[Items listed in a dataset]
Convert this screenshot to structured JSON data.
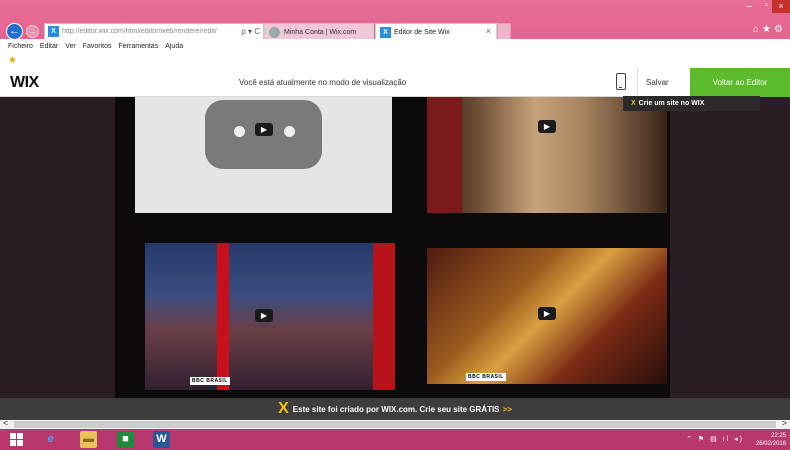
{
  "browser": {
    "address": "http://editor.wix.com/html/editor/web/renderer/edit/",
    "address_icons": "ρ ▾ C",
    "tabs": [
      {
        "label": "Minha Conta | Wix.com"
      },
      {
        "label": "Editor de Site Wix"
      }
    ],
    "menu": [
      "Ficheiro",
      "Editar",
      "Ver",
      "Favoritos",
      "Ferramentas",
      "Ajuda"
    ]
  },
  "wix_bar": {
    "logo": "WIX",
    "preview_message": "Você está atualmente no modo de visualização",
    "save_label": "Salvar",
    "back_label": "Voltar ao Editor",
    "tooltip": "Crie um site no WIX"
  },
  "videos": [
    {
      "badge": ""
    },
    {
      "badge": ""
    },
    {
      "badge": "BBC BRASIL"
    },
    {
      "badge": "BBC BRASIL"
    }
  ],
  "footer_banner": {
    "text": "Este site foi criado por WIX.com. Crie seu site GRÁTIS",
    "chevron": ">>"
  },
  "taskbar": {
    "time": "22:25",
    "date": "26/02/2016"
  },
  "colors": {
    "titlebar": "#e46390",
    "wix_green": "#5cbb2a",
    "taskbar": "#b8386e",
    "wix_yellow": "#f1c40f"
  }
}
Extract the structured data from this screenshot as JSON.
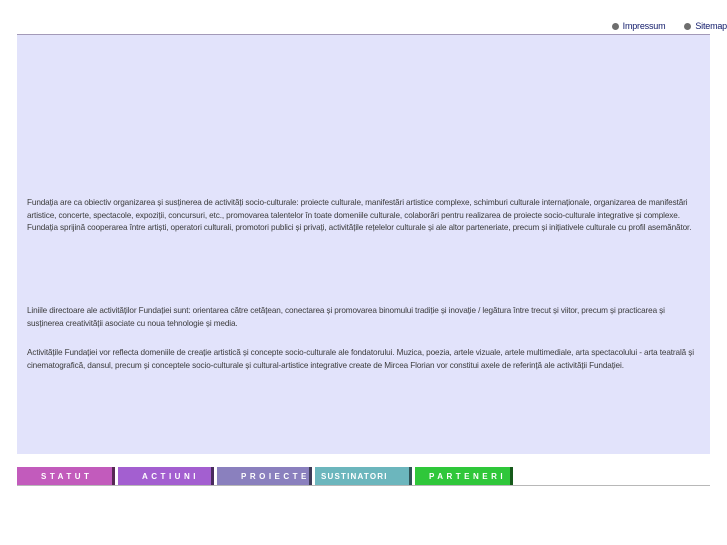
{
  "header": {
    "links": [
      {
        "label": "Impressum"
      },
      {
        "label": "Sitemap"
      }
    ]
  },
  "content": {
    "paragraphs": [
      "Fundația are ca obiectiv organizarea și susținerea de activități socio-culturale: proiecte culturale, manifestări artistice complexe, schimburi culturale internaționale, organizarea de manifestări artistice, concerte, spectacole, expoziții, concursuri, etc., promovarea talentelor în toate domeniile culturale, colaborări pentru realizarea de proiecte socio-culturale integrative și complexe. Fundația sprijină cooperarea între artiști, operatori culturali, promotori publici și privați, activitățile rețelelor culturale și ale altor parteneriate, precum și inițiativele culturale cu profil asemănător.",
      "Liniile directoare ale activităților Fundației sunt: orientarea către cetățean, conectarea și promovarea binomului tradiție și inovație / legătura între trecut și viitor, precum și practicarea și susținerea creativității asociate cu noua tehnologie și media.",
      "Activitățile Fundației vor reflecta domeniile de creație artistică și concepte socio-culturale ale fondatorului. Muzica, poezia, artele vizuale, artele multimediale, arta spectacolului - arta teatrală și cinematografică, dansul, precum și conceptele socio-culturale și cultural-artistice integrative create de Mircea Florian vor constitui axele de referință ale activității Fundației."
    ]
  },
  "nav": {
    "tabs": [
      {
        "label": "STATUT",
        "color": "#c25bbc"
      },
      {
        "label": "ACTIUNI",
        "color": "#a35fd0"
      },
      {
        "label": "PROIECTE",
        "color": "#8a80be"
      },
      {
        "label": "SUSTINATORI",
        "color": "#6cb6bd"
      },
      {
        "label": "PARTENERI",
        "color": "#2fc73a"
      }
    ]
  },
  "colors": {
    "panel_background": "#e2e3fb",
    "link_text": "#101a6a"
  }
}
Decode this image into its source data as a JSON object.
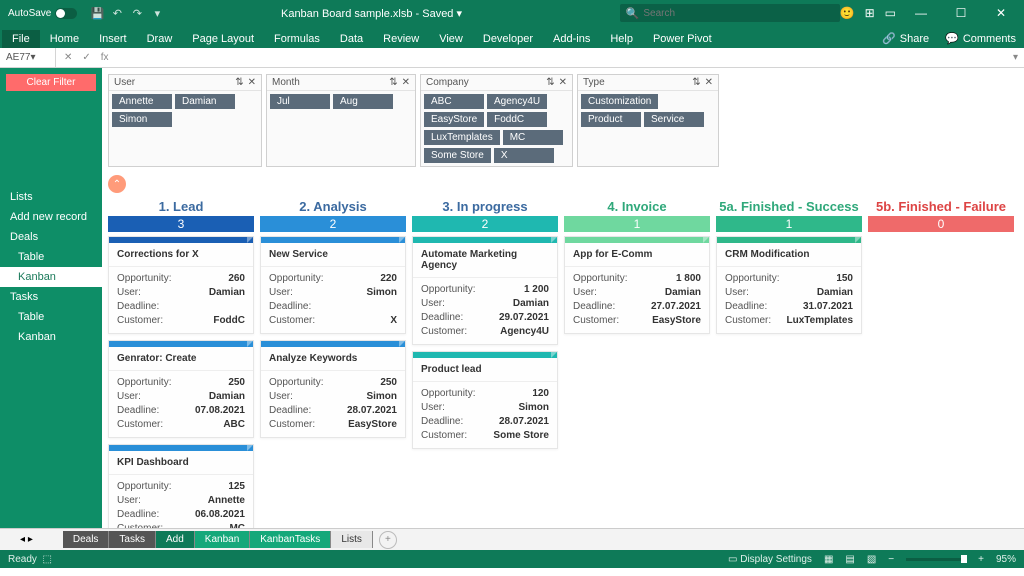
{
  "titlebar": {
    "autosave": "AutoSave",
    "filename": "Kanban Board sample.xlsb",
    "saved": "Saved",
    "search_placeholder": "Search"
  },
  "ribbon": {
    "tabs": [
      "File",
      "Home",
      "Insert",
      "Draw",
      "Page Layout",
      "Formulas",
      "Data",
      "Review",
      "View",
      "Developer",
      "Add-ins",
      "Help",
      "Power Pivot"
    ],
    "share": "Share",
    "comments": "Comments"
  },
  "formula": {
    "cell": "AE77",
    "fx": "fx"
  },
  "sidebar": {
    "clear": "Clear Filter",
    "items": [
      "Lists",
      "Add new record",
      "Deals",
      "Table",
      "Kanban",
      "Tasks",
      "Table",
      "Kanban"
    ],
    "active_index": 4,
    "indent": [
      0,
      0,
      0,
      1,
      1,
      0,
      1,
      1
    ]
  },
  "slicers": [
    {
      "cls": "user",
      "title": "User",
      "chips": [
        "Annette",
        "Damian",
        "Simon"
      ]
    },
    {
      "cls": "month",
      "title": "Month",
      "chips": [
        "Jul",
        "Aug"
      ]
    },
    {
      "cls": "company",
      "title": "Company",
      "chips": [
        "ABC",
        "Agency4U",
        "EasyStore",
        "FoddC",
        "LuxTemplates",
        "MC",
        "Some Store",
        "X"
      ]
    },
    {
      "cls": "type",
      "title": "Type",
      "chips": [
        "Customization",
        "Product",
        "Service"
      ]
    }
  ],
  "columns": [
    {
      "title": "1. Lead",
      "count": "3",
      "count_cls": "c-db",
      "hdr_cls": "",
      "cards": [
        {
          "top": "ct-db",
          "title": "Corrections for X",
          "opp": "260",
          "user": "Damian",
          "deadline": "",
          "cust": "FoddC"
        },
        {
          "top": "ct-b",
          "title": "Genrator: Create",
          "opp": "250",
          "user": "Damian",
          "deadline": "07.08.2021",
          "cust": "ABC"
        },
        {
          "top": "ct-b",
          "title": "KPI Dashboard",
          "opp": "125",
          "user": "Annette",
          "deadline": "06.08.2021",
          "cust": "MC"
        }
      ]
    },
    {
      "title": "2. Analysis",
      "count": "2",
      "count_cls": "c-b",
      "hdr_cls": "",
      "cards": [
        {
          "top": "ct-b",
          "title": "New Service",
          "opp": "220",
          "user": "Simon",
          "deadline": "",
          "cust": "X"
        },
        {
          "top": "ct-b",
          "title": "Analyze Keywords",
          "opp": "250",
          "user": "Simon",
          "deadline": "28.07.2021",
          "cust": "EasyStore"
        }
      ]
    },
    {
      "title": "3. In progress",
      "count": "2",
      "count_cls": "c-t",
      "hdr_cls": "",
      "cards": [
        {
          "top": "ct-t",
          "title": "Automate Marketing Agency",
          "opp": "1 200",
          "user": "Damian",
          "deadline": "29.07.2021",
          "cust": "Agency4U"
        },
        {
          "top": "ct-t",
          "title": "Product lead",
          "opp": "120",
          "user": "Simon",
          "deadline": "28.07.2021",
          "cust": "Some Store"
        }
      ]
    },
    {
      "title": "4. Invoice",
      "count": "1",
      "count_cls": "c-lg",
      "hdr_cls": "green",
      "cards": [
        {
          "top": "ct-lg",
          "title": "App for E-Comm",
          "opp": "1 800",
          "user": "Damian",
          "deadline": "27.07.2021",
          "cust": "EasyStore"
        }
      ]
    },
    {
      "title": "5a. Finished - Success",
      "count": "1",
      "count_cls": "c-g",
      "hdr_cls": "green",
      "cards": [
        {
          "top": "ct-g",
          "title": "CRM Modification",
          "opp": "150",
          "user": "Damian",
          "deadline": "31.07.2021",
          "cust": "LuxTemplates"
        }
      ]
    },
    {
      "title": "5b. Finished - Failure",
      "count": "0",
      "count_cls": "c-r",
      "hdr_cls": "red",
      "cards": []
    }
  ],
  "labels": {
    "opp": "Opportunity:",
    "user": "User:",
    "deadline": "Deadline:",
    "cust": "Customer:"
  },
  "sheets": {
    "tabs": [
      {
        "n": "Deals",
        "c": ""
      },
      {
        "n": "Tasks",
        "c": ""
      },
      {
        "n": "Add",
        "c": "g1"
      },
      {
        "n": "Kanban",
        "c": "g2"
      },
      {
        "n": "KanbanTasks",
        "c": "g2"
      },
      {
        "n": "Lists",
        "c": "lt"
      }
    ]
  },
  "status": {
    "ready": "Ready",
    "display": "Display Settings",
    "zoom": "95%"
  }
}
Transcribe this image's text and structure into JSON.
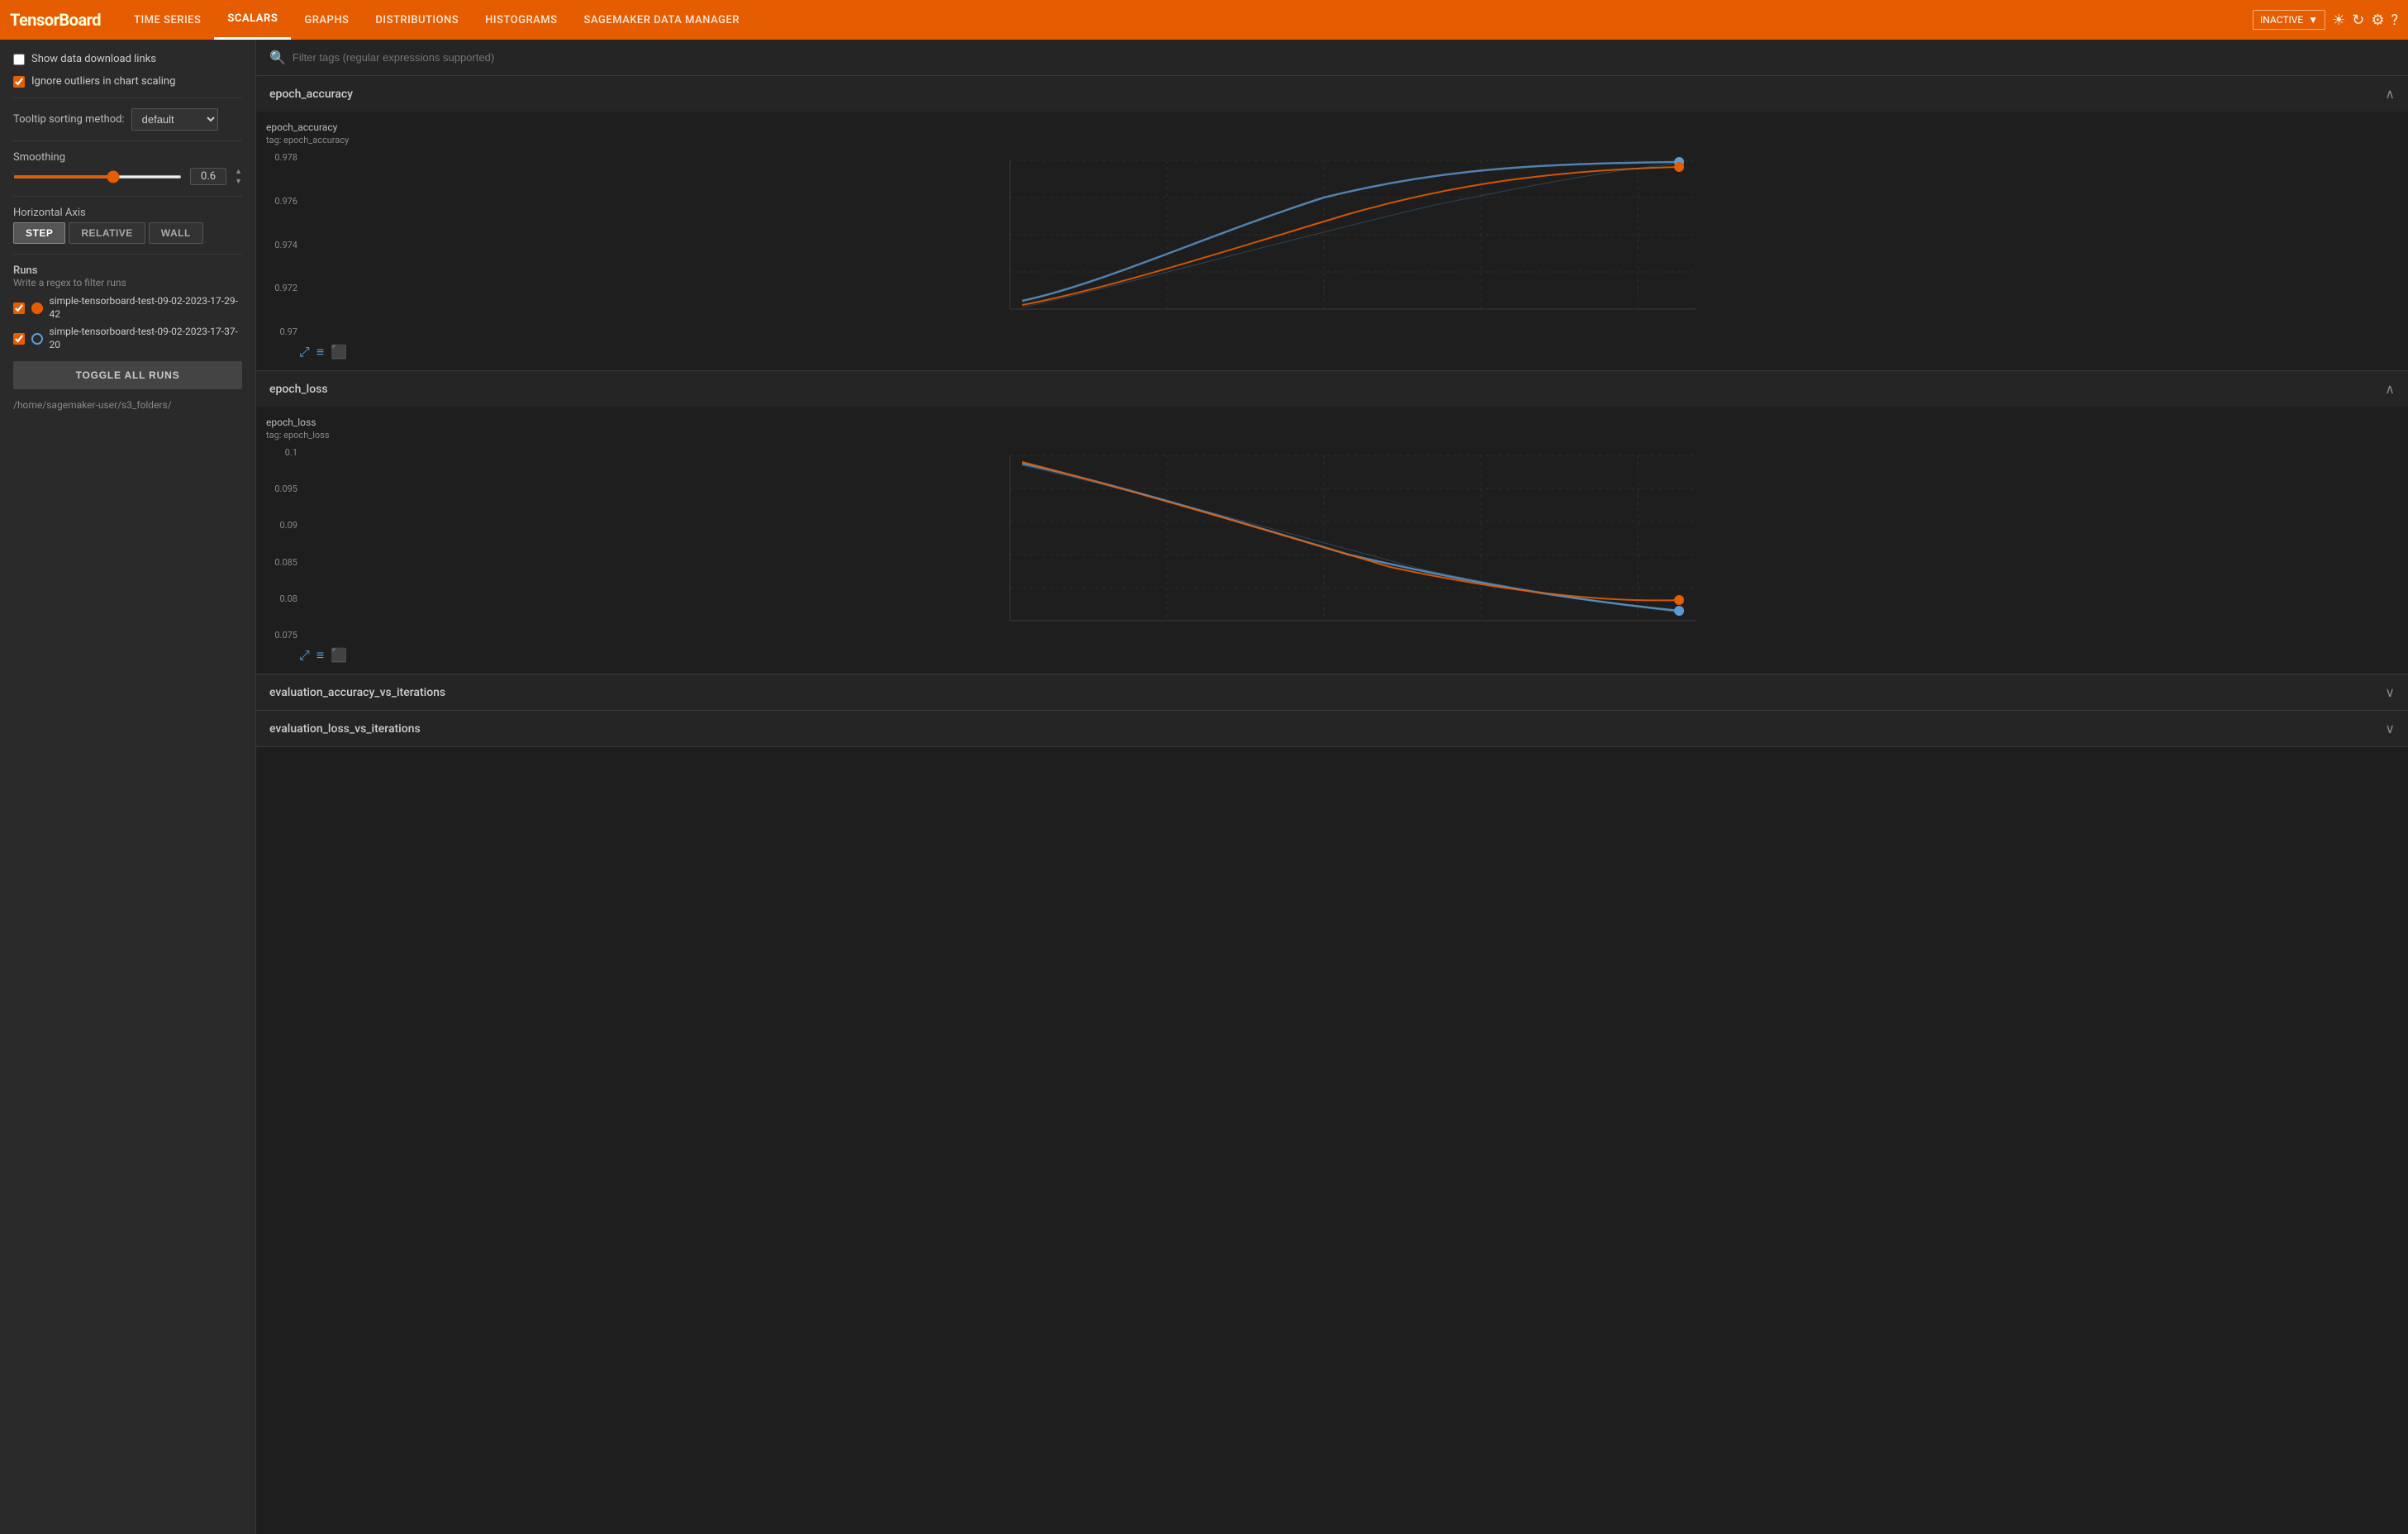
{
  "header": {
    "logo": "TensorBoard",
    "nav_items": [
      {
        "id": "time-series",
        "label": "TIME SERIES",
        "active": false
      },
      {
        "id": "scalars",
        "label": "SCALARS",
        "active": true
      },
      {
        "id": "graphs",
        "label": "GRAPHS",
        "active": false
      },
      {
        "id": "distributions",
        "label": "DISTRIBUTIONS",
        "active": false
      },
      {
        "id": "histograms",
        "label": "HISTOGRAMS",
        "active": false
      },
      {
        "id": "sagemaker",
        "label": "SAGEMAKER DATA MANAGER",
        "active": false
      }
    ],
    "status": "INACTIVE",
    "icons": [
      "brightness",
      "refresh",
      "settings",
      "help"
    ]
  },
  "sidebar": {
    "show_download_links_label": "Show data download links",
    "show_download_links_checked": false,
    "ignore_outliers_label": "Ignore outliers in chart scaling",
    "ignore_outliers_checked": true,
    "tooltip_label": "Tooltip sorting method:",
    "tooltip_value": "default",
    "smoothing_label": "Smoothing",
    "smoothing_value": "0.6",
    "horizontal_axis_label": "Horizontal Axis",
    "axis_buttons": [
      "STEP",
      "RELATIVE",
      "WALL"
    ],
    "active_axis": "STEP",
    "runs_label": "Runs",
    "runs_regex_label": "Write a regex to filter runs",
    "run1": {
      "label": "simple-tensorboard-test-09-02-2023-17-29-42",
      "checked": true,
      "color": "#e65c00"
    },
    "run2": {
      "label": "simple-tensorboard-test-09-02-2023-17-37-20",
      "checked": true,
      "color": "#5b9bd5"
    },
    "toggle_all_label": "TOGGLE ALL RUNS",
    "path": "/home/sagemaker-user/s3_folders/"
  },
  "filter": {
    "placeholder": "Filter tags (regular expressions supported)"
  },
  "charts": [
    {
      "id": "epoch_accuracy",
      "title": "epoch_accuracy",
      "expanded": true,
      "chart_title": "epoch_accuracy",
      "chart_tag": "tag: epoch_accuracy",
      "y_axis": [
        "0.978",
        "0.976",
        "0.974",
        "0.972",
        "0.97"
      ],
      "toolbar_icons": [
        "fullscreen",
        "list",
        "download"
      ]
    },
    {
      "id": "epoch_loss",
      "title": "epoch_loss",
      "expanded": true,
      "chart_title": "epoch_loss",
      "chart_tag": "tag: epoch_loss",
      "y_axis": [
        "0.1",
        "0.095",
        "0.09",
        "0.085",
        "0.08",
        "0.075"
      ],
      "toolbar_icons": [
        "fullscreen",
        "list",
        "download"
      ]
    },
    {
      "id": "evaluation_accuracy_vs_iterations",
      "title": "evaluation_accuracy_vs_iterations",
      "expanded": false
    },
    {
      "id": "evaluation_loss_vs_iterations",
      "title": "evaluation_loss_vs_iterations",
      "expanded": false
    }
  ]
}
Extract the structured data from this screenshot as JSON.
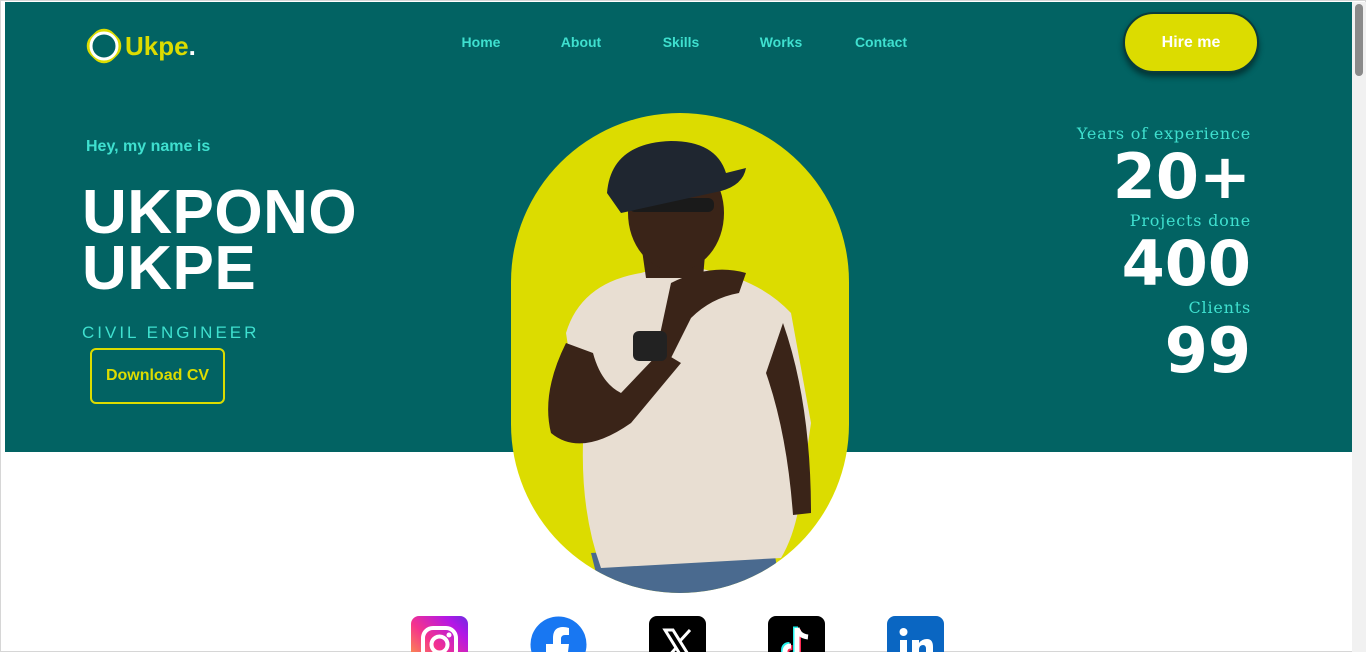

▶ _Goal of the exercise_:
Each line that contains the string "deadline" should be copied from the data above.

▶ _Answer to the problem_:
          "deadline": "",
          "deadline": "07.08.2021",
          "deadline": "06.08.2021",
          "deadline": "",
          "deadline": "28.07.2021",
          "deadline": "29.07.2021",
          "deadline": "28.07.2021",
          "deadline": "27.07.2021",
          "deadline": "31.07.2021",
    "deadline": "Deadline:",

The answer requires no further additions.